ASSIGNMENT: Omit every picture, then return each line of the data below exactly.

(Interface dataset entries)
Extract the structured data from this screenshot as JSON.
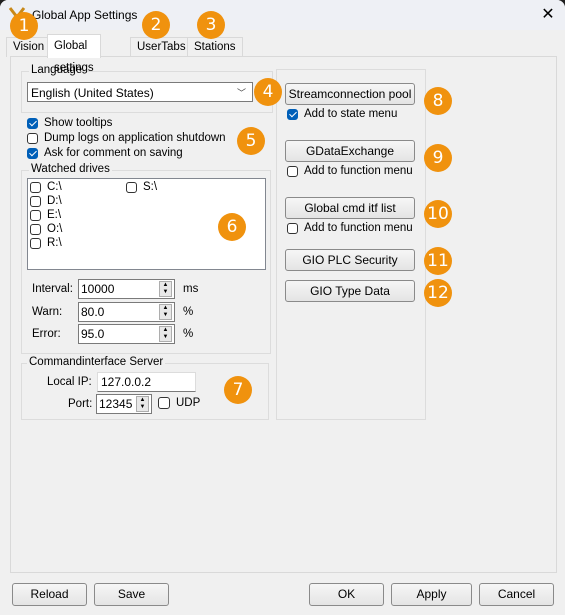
{
  "window": {
    "title": "Global App Settings",
    "close_icon": "close-icon"
  },
  "tabs": [
    {
      "label": "Vision",
      "active": false
    },
    {
      "label": "Global settings",
      "active": true
    },
    {
      "label": "UserTabs",
      "active": false
    },
    {
      "label": "Stations",
      "active": false
    }
  ],
  "language": {
    "group_label": "Language",
    "selected": "English (United States)"
  },
  "options": {
    "show_tooltips": {
      "label": "Show tooltips",
      "checked": true
    },
    "dump_logs": {
      "label": "Dump logs on application shutdown",
      "checked": false
    },
    "ask_comment": {
      "label": "Ask for comment on saving",
      "checked": true
    }
  },
  "watched_drives": {
    "group_label": "Watched drives",
    "drives": [
      {
        "label": "C:\\",
        "checked": false
      },
      {
        "label": "D:\\",
        "checked": false
      },
      {
        "label": "E:\\",
        "checked": false
      },
      {
        "label": "O:\\",
        "checked": false
      },
      {
        "label": "R:\\",
        "checked": false
      },
      {
        "label": "S:\\",
        "checked": false
      }
    ],
    "interval": {
      "label": "Interval:",
      "value": "10000",
      "unit": "ms"
    },
    "warn": {
      "label": "Warn:",
      "value": "80.0",
      "unit": "%"
    },
    "error": {
      "label": "Error:",
      "value": "95.0",
      "unit": "%"
    }
  },
  "cmd_server": {
    "group_label": "Commandinterface Server",
    "local_ip_label": "Local IP:",
    "local_ip": "127.0.0.2",
    "port_label": "Port:",
    "port": "12345",
    "udp_label": "UDP",
    "udp_checked": false
  },
  "right_panel": {
    "stream_pool": {
      "label": "Streamconnection pool",
      "option_label": "Add to state menu",
      "option_checked": true
    },
    "gdata": {
      "label": "GDataExchange",
      "option_label": "Add to function menu",
      "option_checked": false
    },
    "cmd_itf": {
      "label": "Global cmd itf list",
      "option_label": "Add to function menu",
      "option_checked": false
    },
    "plc_security": {
      "label": "GIO PLC Security"
    },
    "type_data": {
      "label": "GIO Type Data"
    }
  },
  "footer": {
    "reload": "Reload",
    "save": "Save",
    "ok": "OK",
    "apply": "Apply",
    "cancel": "Cancel"
  },
  "badges": [
    "1",
    "2",
    "3",
    "4",
    "5",
    "6",
    "7",
    "8",
    "9",
    "10",
    "11",
    "12"
  ],
  "colors": {
    "badge": "#f0920e",
    "checkbox_checked": "#005fb8"
  }
}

FINAL ANSWER:
Extract the structured data from this screenshot as JSON.
{
  "window": {
    "title": "Global App Settings",
    "close_icon": "close-icon"
  },
  "tabs": [
    {
      "label": "Vision",
      "active": false
    },
    {
      "label": "Global settings",
      "active": true
    },
    {
      "label": "UserTabs",
      "active": false
    },
    {
      "label": "Stations",
      "active": false
    }
  ],
  "language": {
    "group_label": "Language",
    "selected": "English (United States)"
  },
  "options": {
    "show_tooltips": {
      "label": "Show tooltips",
      "checked": true
    },
    "dump_logs": {
      "label": "Dump logs on application shutdown",
      "checked": false
    },
    "ask_comment": {
      "label": "Ask for comment on saving",
      "checked": true
    }
  },
  "watched_drives": {
    "group_label": "Watched drives",
    "drives": [
      {
        "label": "C:\\",
        "checked": false
      },
      {
        "label": "D:\\",
        "checked": false
      },
      {
        "label": "E:\\",
        "checked": false
      },
      {
        "label": "O:\\",
        "checked": false
      },
      {
        "label": "R:\\",
        "checked": false
      },
      {
        "label": "S:\\",
        "checked": false
      }
    ],
    "interval": {
      "label": "Interval:",
      "value": "10000",
      "unit": "ms"
    },
    "warn": {
      "label": "Warn:",
      "value": "80.0",
      "unit": "%"
    },
    "error": {
      "label": "Error:",
      "value": "95.0",
      "unit": "%"
    }
  },
  "cmd_server": {
    "group_label": "Commandinterface Server",
    "local_ip_label": "Local IP:",
    "local_ip": "127.0.0.2",
    "port_label": "Port:",
    "port": "12345",
    "udp_label": "UDP",
    "udp_checked": false
  },
  "right_panel": {
    "stream_pool": {
      "label": "Streamconnection pool",
      "option_label": "Add to state menu",
      "option_checked": true
    },
    "gdata": {
      "label": "GDataExchange",
      "option_label": "Add to function menu",
      "option_checked": false
    },
    "cmd_itf": {
      "label": "Global cmd itf list",
      "option_label": "Add to function menu",
      "option_checked": false
    },
    "plc_security": {
      "label": "GIO PLC Security"
    },
    "type_data": {
      "label": "GIO Type Data"
    }
  },
  "footer": {
    "reload": "Reload",
    "save": "Save",
    "ok": "OK",
    "apply": "Apply",
    "cancel": "Cancel"
  },
  "badges": [
    "1",
    "2",
    "3",
    "4",
    "5",
    "6",
    "7",
    "8",
    "9",
    "10",
    "11",
    "12"
  ],
  "colors": {
    "badge": "#f0920e",
    "checkbox_checked": "#005fb8"
  }
}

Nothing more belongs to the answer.